The competition amongst transaction processors is getting tough. It used to be CICS just had to worry about its...
archrival on the mainframe. Now we have Websphere, along with any number of other application servers on a myriad of platforms. Fortunately, for those of us too lazy to switch jobs, IBM keeps CICS up to date with the latest technologies, such as Java. A few months ago, I set up a Java transaction at the request an application team. This column outlines what I discovered along the way.
Let me start with something that may already be obvious to a lot of you. Java programs run under z/Os' UNIX System Services (USS). UNIX cares deeply and profoundly about letter case in file names. The directory /lpp/cicsts is not the same as /LPP/CICSTS or even /LpP/CiCsTs. This means that you will need to turn off upper-case translation for CEDA or define resources through alternate means, such as the resource definition online (RDO) batch utility DFHCSDUP.
You also must be careful to preserve case when you change the system initialization table (SIT) or SIT overrides. The profile directory is a good place to start. You specify the profile directory in SIT parameter JVMPROFILEDIR. This parameter points to a directory containing the specific profile files specified in the Java program definition.

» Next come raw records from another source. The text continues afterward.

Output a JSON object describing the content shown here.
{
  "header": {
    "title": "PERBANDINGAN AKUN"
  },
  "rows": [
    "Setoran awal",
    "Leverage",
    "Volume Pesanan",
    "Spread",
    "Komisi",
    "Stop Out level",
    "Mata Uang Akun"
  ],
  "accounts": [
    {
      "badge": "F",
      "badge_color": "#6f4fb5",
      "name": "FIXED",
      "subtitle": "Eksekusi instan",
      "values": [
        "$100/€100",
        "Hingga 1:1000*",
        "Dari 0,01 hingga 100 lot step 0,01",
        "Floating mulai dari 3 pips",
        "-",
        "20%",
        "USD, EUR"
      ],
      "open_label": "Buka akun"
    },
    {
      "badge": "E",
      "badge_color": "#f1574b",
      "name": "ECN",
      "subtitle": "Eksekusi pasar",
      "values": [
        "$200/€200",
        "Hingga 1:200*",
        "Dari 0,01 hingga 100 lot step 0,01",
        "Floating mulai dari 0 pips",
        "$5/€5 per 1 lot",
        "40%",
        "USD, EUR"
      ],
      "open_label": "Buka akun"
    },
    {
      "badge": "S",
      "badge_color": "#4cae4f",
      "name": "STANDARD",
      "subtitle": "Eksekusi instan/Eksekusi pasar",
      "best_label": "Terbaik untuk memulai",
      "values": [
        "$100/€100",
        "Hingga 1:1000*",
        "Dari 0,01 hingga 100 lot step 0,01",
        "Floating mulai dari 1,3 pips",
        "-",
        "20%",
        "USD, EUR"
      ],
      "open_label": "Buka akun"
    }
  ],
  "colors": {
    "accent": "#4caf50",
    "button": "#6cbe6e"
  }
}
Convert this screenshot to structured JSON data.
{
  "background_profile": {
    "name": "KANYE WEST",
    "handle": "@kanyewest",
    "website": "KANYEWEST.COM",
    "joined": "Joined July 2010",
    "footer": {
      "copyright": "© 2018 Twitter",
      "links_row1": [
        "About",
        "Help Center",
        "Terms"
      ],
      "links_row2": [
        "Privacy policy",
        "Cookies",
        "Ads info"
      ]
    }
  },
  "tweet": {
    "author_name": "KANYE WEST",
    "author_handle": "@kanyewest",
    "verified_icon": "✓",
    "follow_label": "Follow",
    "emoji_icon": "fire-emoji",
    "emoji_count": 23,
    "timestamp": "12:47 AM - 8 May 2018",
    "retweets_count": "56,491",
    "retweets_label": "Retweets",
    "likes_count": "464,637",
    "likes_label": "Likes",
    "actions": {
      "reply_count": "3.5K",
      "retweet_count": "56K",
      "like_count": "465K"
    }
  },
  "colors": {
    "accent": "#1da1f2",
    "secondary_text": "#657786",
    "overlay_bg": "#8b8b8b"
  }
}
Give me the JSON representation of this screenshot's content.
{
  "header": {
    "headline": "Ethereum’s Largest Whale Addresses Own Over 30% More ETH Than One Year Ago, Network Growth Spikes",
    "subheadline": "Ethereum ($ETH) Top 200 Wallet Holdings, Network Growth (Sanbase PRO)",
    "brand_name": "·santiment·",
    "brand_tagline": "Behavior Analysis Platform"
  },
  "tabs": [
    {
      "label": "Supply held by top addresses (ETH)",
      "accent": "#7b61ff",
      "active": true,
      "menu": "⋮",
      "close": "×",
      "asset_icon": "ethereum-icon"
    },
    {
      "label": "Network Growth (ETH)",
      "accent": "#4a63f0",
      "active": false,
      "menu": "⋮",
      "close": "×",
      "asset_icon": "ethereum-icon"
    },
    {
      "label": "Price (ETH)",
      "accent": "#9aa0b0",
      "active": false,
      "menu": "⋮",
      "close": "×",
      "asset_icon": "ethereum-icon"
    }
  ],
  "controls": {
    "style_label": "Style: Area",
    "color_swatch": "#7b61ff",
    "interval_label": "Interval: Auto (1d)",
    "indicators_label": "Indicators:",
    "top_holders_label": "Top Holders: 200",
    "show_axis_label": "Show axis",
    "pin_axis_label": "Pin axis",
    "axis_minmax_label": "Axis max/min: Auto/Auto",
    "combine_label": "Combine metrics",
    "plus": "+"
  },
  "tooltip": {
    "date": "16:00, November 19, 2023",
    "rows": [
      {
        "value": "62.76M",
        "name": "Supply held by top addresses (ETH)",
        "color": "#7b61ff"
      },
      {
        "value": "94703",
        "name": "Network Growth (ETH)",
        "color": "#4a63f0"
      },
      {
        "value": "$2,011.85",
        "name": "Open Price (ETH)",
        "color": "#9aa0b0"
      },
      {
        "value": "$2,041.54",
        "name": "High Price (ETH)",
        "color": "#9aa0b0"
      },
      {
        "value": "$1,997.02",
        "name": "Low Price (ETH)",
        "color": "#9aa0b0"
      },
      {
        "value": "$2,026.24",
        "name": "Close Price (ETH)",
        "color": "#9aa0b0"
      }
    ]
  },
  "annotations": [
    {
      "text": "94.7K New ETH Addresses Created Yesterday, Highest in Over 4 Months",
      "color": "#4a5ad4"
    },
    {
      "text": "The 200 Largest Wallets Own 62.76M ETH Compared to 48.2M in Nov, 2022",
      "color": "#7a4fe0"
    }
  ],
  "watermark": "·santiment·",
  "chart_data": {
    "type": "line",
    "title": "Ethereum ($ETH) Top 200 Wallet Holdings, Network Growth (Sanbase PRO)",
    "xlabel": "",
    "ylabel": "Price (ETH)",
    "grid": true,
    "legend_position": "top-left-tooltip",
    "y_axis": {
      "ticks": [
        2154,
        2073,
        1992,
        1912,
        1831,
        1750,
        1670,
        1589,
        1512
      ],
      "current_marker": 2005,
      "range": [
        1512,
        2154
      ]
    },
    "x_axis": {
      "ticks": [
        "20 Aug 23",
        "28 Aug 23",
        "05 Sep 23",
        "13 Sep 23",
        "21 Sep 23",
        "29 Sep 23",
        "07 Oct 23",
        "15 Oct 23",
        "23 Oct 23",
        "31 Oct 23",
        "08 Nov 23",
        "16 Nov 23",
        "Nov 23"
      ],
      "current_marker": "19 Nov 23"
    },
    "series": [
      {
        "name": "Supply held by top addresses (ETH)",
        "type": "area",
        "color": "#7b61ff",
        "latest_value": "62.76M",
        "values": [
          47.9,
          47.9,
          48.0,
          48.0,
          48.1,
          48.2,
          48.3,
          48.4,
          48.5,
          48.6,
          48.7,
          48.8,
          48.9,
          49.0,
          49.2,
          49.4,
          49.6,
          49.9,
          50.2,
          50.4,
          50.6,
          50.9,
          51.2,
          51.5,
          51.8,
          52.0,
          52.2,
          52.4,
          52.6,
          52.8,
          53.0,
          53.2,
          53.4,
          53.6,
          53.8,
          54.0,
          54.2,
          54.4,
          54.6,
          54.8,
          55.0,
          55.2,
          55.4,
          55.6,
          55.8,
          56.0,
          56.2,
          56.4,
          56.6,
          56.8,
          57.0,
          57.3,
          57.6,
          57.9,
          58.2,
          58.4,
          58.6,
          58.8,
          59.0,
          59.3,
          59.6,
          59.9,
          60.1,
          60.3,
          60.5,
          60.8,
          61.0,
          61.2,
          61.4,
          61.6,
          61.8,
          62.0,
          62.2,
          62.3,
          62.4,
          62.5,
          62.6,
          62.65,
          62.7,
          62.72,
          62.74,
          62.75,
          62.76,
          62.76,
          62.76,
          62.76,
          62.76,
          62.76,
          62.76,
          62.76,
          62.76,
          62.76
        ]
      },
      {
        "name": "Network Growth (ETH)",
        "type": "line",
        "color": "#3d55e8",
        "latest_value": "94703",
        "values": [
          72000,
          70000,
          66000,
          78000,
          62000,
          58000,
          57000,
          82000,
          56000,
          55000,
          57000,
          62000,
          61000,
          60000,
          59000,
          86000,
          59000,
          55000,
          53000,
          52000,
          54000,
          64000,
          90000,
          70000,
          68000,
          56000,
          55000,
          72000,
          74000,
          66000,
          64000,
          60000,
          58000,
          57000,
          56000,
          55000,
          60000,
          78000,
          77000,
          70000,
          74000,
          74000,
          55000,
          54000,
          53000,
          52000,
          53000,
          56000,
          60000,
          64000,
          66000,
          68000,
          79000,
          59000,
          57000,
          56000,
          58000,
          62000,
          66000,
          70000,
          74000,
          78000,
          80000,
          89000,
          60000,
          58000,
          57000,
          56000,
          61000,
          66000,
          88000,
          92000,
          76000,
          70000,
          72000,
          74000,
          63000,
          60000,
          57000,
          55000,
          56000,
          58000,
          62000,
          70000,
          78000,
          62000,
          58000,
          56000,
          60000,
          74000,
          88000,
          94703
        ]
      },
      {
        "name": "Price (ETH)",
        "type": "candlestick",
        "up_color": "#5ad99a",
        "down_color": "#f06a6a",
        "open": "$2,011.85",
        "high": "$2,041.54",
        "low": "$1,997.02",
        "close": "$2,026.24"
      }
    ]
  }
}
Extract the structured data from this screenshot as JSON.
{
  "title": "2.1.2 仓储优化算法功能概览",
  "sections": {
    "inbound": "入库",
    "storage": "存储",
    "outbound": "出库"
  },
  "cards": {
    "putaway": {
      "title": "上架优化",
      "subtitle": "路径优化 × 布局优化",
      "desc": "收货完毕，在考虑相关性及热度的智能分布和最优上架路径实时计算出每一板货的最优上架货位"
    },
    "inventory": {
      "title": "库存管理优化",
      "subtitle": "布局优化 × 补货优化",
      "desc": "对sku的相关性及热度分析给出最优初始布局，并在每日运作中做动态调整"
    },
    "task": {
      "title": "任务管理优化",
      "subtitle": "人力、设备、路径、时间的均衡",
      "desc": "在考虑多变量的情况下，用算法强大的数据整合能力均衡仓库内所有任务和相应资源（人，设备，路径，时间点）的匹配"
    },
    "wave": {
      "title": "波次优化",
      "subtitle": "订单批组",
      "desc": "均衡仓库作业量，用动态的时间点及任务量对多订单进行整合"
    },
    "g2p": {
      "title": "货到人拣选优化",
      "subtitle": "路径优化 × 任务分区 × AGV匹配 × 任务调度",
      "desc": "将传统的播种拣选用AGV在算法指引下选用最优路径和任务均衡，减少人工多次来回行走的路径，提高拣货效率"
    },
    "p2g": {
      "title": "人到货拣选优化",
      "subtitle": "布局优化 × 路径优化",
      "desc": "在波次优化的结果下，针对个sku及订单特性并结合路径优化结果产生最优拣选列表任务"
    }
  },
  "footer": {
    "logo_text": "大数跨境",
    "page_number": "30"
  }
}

CICS passes values in the profile to the Java Virtual Machine (JVM) when a transaction invokes a Java program.
Some of the more important values in these profiles include:
Note that CICS doesn't support the 64 bit JVM. Therefore, if the 64 bit JVM is your default you will have to look for the "classic" 31 bit JVM and put its directory in the profile.
The profile also presents an interesting twist to preventative maintenance because the profiles' CICS_DIRECTORY symbol points to the CICS Java classes. If you start running Java in production you will need to work out a strategy to include, and possibly back out, maintenance applied to the CICS classes; whether it's a wholesale copy into a static directory or changing the profile to switch to another.
The next item in line is the program definition, which includes two important pieces of information. The first is the profile which should be set up as described above. The second is the fully qualified name of the main class of the program. Again, the fully qualified class name includes some of the directory names as shown above for examples.HelloWorld.HelloCICSWorld.
I was pleasantly surprised to see that I didn't need to do much else when I set up the first Java program, although I will say there were a few bumps along the way. The previously mentioned case sensitivity bit me a couple of times when CEDA changed everything to capital letters behind my back. I also had to dig through the UNIX file system for a while before I had all the directories correct. For getting the correct names into the right places, I'm forever indebted to whoever invented cut and paste. I also spent a little time trying to find the STDOUT and STDERR files.
To date, my experience with Java on CICS is limited. But that won't prevent me from making the following recommendations:
I also welcome any comments from readers who want to share their recommendations from real world experience.
Running Java in CICS is a much more complex issue than what's in this column. There are some performance parameters I didn't touch on, as well as issues about JVM reuse and tuning the number of open TCB's. CICS can also take advantage of the zAAP processors introduced with the Z990 processor series, which is supposed to be another performance boost. As for our shop, I hope the application teams get serious about running Java on CICS because this could get interesting . . . in a good way.
Let us know what you think about this tip; e-mail: Matt Stansberry, Site Editor